Search the material for "query" and copy each line in which it is found.
#####
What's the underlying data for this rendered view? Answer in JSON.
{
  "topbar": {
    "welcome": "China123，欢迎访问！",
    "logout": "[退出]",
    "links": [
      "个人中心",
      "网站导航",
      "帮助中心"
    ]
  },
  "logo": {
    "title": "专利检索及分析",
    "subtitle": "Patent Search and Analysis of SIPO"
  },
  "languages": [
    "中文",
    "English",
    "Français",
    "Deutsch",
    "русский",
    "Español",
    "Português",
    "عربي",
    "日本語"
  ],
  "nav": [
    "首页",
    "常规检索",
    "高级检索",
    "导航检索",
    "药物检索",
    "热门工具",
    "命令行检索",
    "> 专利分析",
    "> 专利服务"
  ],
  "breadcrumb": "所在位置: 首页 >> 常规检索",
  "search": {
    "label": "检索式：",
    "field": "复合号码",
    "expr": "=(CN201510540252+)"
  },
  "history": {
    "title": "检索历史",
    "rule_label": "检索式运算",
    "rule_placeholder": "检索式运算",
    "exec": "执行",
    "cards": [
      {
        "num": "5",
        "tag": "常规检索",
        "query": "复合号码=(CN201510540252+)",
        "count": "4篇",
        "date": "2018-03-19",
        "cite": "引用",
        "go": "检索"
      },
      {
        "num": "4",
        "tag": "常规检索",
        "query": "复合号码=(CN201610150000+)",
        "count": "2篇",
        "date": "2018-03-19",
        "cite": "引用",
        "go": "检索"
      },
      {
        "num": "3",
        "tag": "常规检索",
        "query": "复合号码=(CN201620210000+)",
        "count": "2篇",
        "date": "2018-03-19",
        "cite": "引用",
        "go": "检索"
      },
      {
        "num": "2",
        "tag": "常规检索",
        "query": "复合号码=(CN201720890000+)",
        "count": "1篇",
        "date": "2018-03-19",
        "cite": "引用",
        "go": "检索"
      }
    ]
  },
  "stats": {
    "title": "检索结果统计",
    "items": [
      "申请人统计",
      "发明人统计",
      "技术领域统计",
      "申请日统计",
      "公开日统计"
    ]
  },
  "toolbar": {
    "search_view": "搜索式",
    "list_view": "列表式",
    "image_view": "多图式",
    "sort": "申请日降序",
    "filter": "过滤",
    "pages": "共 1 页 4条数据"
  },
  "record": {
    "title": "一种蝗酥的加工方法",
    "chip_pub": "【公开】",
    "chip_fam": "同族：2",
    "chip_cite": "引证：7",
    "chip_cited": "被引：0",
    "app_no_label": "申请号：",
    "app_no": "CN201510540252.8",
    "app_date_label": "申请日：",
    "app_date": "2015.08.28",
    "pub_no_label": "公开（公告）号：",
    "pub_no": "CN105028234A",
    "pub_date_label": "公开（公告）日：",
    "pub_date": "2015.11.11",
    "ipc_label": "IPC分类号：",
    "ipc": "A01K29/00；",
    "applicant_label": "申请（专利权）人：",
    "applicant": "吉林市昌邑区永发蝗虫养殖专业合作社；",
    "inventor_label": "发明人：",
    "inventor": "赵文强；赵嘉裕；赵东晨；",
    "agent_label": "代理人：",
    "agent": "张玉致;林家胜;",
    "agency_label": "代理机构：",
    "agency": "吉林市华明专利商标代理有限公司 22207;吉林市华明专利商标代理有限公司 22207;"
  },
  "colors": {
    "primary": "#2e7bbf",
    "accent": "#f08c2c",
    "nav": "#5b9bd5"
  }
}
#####
→ **RESULT FOR THIS TASK**
        "query": "复合号码=(CN201510540252+)",
        "query": "复合号码=(CN201610150000+)",
        "query": "复合号码=(CN201620210000+)",
        "query": "复合号码=(CN201720890000+)",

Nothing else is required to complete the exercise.